Dataset rows for apps and sites:
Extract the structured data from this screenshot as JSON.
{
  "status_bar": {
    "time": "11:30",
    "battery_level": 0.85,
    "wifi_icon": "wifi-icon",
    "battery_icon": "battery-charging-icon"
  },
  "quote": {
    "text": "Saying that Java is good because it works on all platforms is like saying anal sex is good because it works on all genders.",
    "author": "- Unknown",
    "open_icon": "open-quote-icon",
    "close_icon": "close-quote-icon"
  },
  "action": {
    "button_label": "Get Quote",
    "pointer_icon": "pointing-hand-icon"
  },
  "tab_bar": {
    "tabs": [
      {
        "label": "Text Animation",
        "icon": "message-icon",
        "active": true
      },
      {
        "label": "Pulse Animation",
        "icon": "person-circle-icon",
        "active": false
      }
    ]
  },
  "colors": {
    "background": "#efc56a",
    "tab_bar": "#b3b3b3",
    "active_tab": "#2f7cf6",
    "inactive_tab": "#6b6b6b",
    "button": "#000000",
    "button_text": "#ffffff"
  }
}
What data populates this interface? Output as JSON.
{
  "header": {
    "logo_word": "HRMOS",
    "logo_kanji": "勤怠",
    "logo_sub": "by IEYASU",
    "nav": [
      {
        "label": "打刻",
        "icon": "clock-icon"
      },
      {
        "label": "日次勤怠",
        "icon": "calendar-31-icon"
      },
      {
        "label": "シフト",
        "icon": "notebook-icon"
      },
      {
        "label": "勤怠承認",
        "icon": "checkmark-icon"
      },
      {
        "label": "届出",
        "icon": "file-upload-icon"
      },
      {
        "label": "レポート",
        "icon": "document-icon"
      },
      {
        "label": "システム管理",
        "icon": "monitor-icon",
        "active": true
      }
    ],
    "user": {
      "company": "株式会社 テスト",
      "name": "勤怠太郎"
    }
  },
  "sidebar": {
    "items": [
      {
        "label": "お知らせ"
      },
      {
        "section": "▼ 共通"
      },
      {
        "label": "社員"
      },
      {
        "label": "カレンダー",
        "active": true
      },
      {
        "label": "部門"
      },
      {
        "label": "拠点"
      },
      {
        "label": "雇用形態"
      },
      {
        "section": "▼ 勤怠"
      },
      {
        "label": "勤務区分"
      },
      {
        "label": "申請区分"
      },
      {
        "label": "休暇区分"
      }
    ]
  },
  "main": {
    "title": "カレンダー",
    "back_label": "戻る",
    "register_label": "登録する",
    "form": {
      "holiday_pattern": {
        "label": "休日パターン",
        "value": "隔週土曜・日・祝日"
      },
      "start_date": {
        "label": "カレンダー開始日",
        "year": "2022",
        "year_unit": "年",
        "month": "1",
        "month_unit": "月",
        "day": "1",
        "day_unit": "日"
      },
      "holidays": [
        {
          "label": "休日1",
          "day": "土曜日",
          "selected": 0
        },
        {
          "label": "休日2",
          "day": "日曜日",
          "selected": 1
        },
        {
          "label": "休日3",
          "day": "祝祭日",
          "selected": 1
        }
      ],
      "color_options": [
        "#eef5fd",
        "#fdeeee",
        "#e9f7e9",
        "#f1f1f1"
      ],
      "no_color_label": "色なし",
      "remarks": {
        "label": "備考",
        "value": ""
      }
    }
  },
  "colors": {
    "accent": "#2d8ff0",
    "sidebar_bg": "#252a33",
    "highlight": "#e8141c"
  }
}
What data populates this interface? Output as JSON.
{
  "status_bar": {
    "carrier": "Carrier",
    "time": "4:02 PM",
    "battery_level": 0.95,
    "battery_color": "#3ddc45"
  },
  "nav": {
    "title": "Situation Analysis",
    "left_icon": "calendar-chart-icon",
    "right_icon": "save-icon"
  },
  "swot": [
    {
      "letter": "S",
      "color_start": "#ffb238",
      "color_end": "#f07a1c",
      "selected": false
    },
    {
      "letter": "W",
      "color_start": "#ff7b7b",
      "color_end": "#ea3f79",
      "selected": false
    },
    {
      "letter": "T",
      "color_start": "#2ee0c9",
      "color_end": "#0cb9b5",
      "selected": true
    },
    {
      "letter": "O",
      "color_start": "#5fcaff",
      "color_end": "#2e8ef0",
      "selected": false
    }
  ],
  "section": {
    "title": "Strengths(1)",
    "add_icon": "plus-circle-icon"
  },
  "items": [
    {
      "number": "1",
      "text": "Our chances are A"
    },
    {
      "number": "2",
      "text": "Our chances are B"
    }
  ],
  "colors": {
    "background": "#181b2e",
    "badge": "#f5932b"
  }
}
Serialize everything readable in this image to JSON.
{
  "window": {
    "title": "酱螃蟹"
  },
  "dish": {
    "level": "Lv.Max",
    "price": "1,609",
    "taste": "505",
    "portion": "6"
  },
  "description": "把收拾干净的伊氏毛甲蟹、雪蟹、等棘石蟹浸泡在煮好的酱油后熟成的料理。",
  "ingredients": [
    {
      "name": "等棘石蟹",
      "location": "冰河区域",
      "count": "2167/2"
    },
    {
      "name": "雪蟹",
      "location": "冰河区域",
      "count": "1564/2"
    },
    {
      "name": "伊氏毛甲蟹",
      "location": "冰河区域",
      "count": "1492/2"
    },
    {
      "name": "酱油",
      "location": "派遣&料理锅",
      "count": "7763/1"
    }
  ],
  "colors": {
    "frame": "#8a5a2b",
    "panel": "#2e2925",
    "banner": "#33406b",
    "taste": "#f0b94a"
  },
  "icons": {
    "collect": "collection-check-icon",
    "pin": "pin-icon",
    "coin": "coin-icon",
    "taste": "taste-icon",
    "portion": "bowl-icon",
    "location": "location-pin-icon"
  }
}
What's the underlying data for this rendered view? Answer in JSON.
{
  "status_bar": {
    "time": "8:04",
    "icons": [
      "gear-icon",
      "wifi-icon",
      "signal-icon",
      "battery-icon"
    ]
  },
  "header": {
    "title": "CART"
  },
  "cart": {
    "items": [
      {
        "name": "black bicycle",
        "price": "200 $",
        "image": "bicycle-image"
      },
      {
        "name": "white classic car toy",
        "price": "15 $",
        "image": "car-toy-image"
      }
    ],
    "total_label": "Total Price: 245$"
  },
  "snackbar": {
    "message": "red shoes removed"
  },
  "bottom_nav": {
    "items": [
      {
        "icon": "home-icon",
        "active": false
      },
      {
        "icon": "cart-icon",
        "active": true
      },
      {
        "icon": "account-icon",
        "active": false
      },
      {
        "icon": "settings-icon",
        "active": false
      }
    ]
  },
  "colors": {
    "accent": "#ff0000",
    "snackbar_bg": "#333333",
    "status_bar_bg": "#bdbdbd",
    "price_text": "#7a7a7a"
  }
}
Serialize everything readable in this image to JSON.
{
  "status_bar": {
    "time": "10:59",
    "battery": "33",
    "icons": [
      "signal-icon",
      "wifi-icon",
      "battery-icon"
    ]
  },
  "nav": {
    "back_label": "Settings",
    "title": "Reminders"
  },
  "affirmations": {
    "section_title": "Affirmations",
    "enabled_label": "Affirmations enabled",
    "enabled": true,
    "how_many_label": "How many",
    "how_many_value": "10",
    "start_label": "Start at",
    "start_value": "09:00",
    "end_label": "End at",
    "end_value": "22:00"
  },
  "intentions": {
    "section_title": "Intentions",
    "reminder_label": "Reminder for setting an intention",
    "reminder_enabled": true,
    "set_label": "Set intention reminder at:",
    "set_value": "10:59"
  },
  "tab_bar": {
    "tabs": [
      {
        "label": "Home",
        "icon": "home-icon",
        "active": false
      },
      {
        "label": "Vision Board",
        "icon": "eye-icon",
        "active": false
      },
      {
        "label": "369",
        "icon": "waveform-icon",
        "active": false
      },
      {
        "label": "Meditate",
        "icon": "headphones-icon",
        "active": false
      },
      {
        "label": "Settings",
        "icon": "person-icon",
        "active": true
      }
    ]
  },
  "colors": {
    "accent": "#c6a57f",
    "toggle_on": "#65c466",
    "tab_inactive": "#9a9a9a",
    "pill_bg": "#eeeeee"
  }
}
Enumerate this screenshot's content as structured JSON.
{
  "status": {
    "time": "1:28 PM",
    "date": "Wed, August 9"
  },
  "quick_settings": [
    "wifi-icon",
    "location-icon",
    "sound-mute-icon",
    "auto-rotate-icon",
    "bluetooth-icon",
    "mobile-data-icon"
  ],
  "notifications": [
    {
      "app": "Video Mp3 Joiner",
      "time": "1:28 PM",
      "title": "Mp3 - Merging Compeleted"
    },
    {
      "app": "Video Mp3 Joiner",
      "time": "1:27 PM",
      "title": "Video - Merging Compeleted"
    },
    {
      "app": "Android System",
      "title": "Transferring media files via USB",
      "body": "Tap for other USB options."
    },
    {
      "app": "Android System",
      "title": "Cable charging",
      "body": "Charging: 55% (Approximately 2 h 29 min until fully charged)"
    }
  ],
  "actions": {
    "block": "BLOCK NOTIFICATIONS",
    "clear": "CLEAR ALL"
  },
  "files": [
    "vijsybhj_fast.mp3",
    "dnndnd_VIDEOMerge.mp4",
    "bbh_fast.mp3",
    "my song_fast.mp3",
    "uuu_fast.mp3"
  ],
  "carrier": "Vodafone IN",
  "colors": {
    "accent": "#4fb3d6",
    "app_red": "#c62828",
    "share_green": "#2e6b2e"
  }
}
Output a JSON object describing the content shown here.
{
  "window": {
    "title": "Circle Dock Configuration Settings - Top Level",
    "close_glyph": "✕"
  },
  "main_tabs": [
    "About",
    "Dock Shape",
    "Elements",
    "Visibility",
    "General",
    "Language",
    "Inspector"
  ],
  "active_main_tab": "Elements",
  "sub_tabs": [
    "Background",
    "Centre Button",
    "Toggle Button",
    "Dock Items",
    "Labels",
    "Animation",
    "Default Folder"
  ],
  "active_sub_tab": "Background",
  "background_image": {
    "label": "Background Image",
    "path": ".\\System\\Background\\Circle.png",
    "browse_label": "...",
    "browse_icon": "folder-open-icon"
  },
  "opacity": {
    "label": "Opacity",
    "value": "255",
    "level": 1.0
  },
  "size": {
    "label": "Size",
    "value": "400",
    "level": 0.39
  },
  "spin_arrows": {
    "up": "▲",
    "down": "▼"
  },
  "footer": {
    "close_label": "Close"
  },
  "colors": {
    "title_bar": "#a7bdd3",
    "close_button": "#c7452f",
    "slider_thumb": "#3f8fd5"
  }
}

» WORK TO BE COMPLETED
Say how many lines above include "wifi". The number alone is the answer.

» OUTPUT
4